_PROVIDED ENTRIES_.
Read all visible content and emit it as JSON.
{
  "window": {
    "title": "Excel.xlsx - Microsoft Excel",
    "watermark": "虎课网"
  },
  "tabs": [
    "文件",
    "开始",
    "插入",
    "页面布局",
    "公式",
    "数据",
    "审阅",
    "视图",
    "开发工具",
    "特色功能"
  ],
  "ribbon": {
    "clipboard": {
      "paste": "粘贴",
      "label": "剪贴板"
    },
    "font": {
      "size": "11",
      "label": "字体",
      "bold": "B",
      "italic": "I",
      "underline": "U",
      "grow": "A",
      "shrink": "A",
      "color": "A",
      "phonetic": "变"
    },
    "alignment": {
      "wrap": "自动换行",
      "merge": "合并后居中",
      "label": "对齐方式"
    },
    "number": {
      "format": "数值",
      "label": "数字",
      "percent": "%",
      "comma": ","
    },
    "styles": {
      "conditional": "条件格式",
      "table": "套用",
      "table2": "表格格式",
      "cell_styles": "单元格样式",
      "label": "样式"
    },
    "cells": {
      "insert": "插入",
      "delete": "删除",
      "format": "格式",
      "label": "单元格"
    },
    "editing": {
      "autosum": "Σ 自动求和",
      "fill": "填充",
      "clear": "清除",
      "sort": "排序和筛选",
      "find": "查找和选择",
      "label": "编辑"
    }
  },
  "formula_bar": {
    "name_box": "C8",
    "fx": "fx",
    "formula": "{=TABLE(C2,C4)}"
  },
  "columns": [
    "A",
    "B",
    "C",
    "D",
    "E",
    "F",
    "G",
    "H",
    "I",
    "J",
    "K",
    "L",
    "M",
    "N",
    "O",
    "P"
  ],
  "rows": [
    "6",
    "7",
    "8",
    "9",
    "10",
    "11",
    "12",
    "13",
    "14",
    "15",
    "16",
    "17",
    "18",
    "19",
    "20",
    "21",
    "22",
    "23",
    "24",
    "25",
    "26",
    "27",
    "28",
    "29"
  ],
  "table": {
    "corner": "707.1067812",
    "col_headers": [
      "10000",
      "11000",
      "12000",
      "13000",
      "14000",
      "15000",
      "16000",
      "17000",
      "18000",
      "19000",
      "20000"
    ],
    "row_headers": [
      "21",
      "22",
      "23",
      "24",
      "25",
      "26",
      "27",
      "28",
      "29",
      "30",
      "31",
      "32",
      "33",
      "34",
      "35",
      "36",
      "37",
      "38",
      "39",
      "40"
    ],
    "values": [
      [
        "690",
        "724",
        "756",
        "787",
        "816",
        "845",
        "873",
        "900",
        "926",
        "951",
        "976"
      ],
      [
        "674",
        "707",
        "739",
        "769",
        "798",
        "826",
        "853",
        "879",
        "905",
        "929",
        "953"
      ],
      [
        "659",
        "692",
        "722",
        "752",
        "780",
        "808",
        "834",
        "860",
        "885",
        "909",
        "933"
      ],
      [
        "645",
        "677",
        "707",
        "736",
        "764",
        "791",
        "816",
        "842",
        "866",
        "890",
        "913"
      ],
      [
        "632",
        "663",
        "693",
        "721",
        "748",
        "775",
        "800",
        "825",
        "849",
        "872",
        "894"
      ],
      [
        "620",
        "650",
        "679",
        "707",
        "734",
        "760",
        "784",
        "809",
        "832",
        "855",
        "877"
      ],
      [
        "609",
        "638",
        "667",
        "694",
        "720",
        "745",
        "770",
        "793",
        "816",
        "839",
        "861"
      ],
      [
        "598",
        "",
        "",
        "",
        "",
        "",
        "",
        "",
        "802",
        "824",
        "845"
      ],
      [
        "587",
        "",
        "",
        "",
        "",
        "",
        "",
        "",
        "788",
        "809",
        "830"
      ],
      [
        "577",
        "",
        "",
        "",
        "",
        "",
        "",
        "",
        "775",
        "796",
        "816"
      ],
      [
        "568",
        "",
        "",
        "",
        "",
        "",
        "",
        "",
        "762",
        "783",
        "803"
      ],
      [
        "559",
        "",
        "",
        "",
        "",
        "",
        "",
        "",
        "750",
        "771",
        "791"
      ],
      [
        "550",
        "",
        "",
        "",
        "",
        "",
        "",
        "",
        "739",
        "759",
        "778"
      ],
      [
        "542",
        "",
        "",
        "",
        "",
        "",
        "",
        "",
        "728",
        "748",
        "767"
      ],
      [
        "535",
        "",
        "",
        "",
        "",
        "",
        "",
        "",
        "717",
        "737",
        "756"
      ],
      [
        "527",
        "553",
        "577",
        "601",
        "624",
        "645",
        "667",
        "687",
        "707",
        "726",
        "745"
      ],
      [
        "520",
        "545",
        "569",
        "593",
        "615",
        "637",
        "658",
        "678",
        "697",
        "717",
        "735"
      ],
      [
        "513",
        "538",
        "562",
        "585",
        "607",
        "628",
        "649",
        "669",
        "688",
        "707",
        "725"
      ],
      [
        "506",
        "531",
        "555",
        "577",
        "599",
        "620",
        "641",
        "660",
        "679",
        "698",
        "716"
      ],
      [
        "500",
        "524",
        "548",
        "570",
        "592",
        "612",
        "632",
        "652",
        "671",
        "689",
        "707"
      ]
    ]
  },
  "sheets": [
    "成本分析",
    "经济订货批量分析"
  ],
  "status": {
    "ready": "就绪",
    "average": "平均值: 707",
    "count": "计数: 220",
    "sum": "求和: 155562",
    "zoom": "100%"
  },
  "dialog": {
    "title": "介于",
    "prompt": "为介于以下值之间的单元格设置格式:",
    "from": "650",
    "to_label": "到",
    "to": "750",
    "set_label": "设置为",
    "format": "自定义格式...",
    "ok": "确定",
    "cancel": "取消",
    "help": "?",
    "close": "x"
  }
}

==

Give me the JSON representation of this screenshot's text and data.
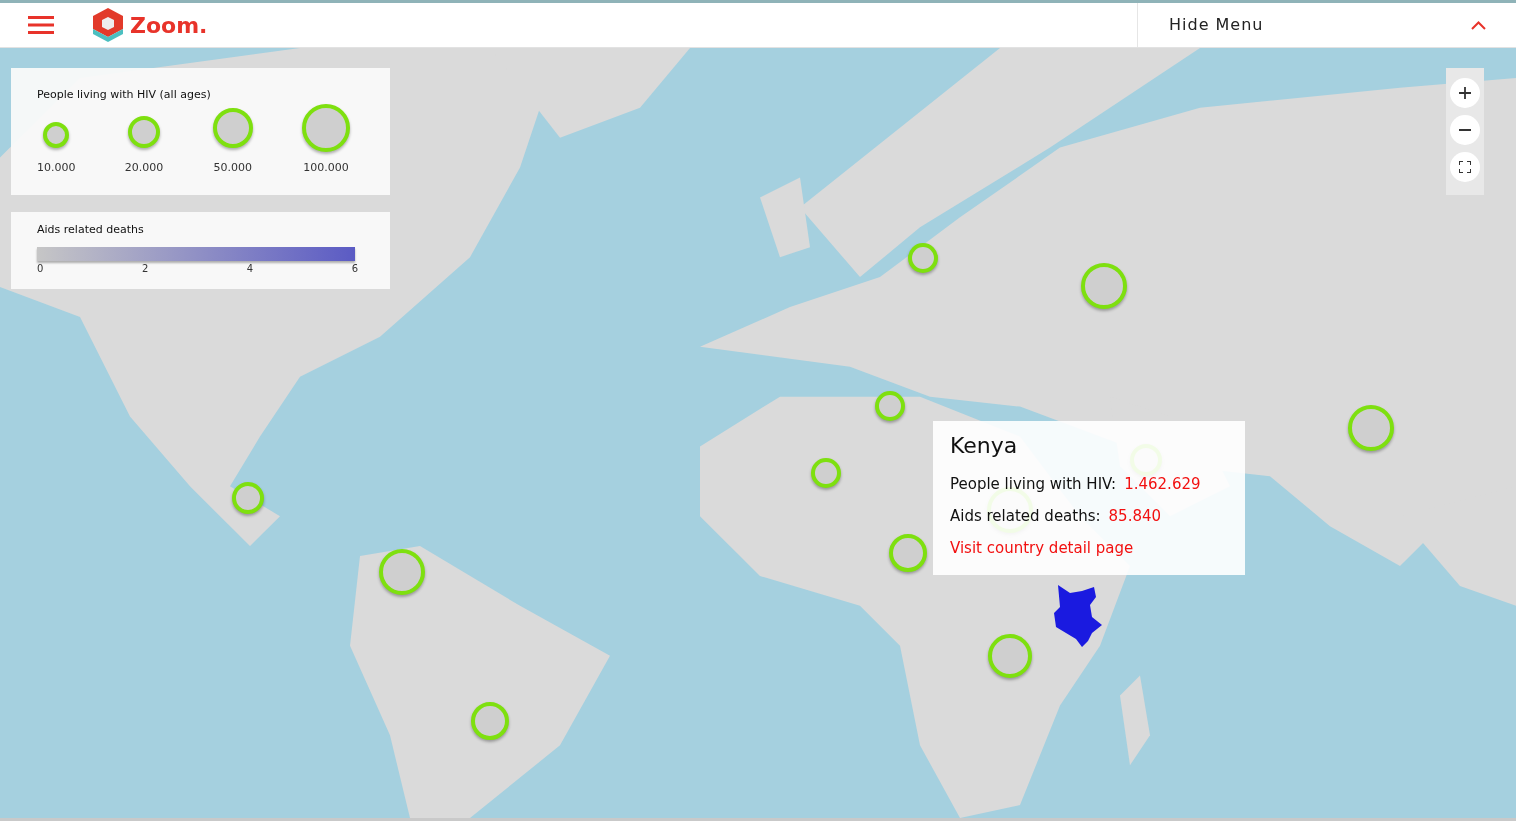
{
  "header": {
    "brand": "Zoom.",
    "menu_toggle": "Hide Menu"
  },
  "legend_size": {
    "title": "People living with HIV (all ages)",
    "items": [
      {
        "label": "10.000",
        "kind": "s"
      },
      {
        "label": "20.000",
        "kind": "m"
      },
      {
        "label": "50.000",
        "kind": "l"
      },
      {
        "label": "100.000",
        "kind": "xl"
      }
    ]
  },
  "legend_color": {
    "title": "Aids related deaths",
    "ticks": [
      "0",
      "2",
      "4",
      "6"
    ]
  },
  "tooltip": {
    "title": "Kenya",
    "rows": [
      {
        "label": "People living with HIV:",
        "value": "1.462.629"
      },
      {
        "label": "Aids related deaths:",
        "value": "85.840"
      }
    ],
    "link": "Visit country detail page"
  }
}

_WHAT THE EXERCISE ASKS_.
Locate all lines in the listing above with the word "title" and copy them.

_TASK ANSWER_.
    "title": "Excel.xlsx - Microsoft Excel",
    "title": "介于",
    "title": "People living with HIV (all ages)",
    "title": "Aids related deaths",
    "title": "Kenya",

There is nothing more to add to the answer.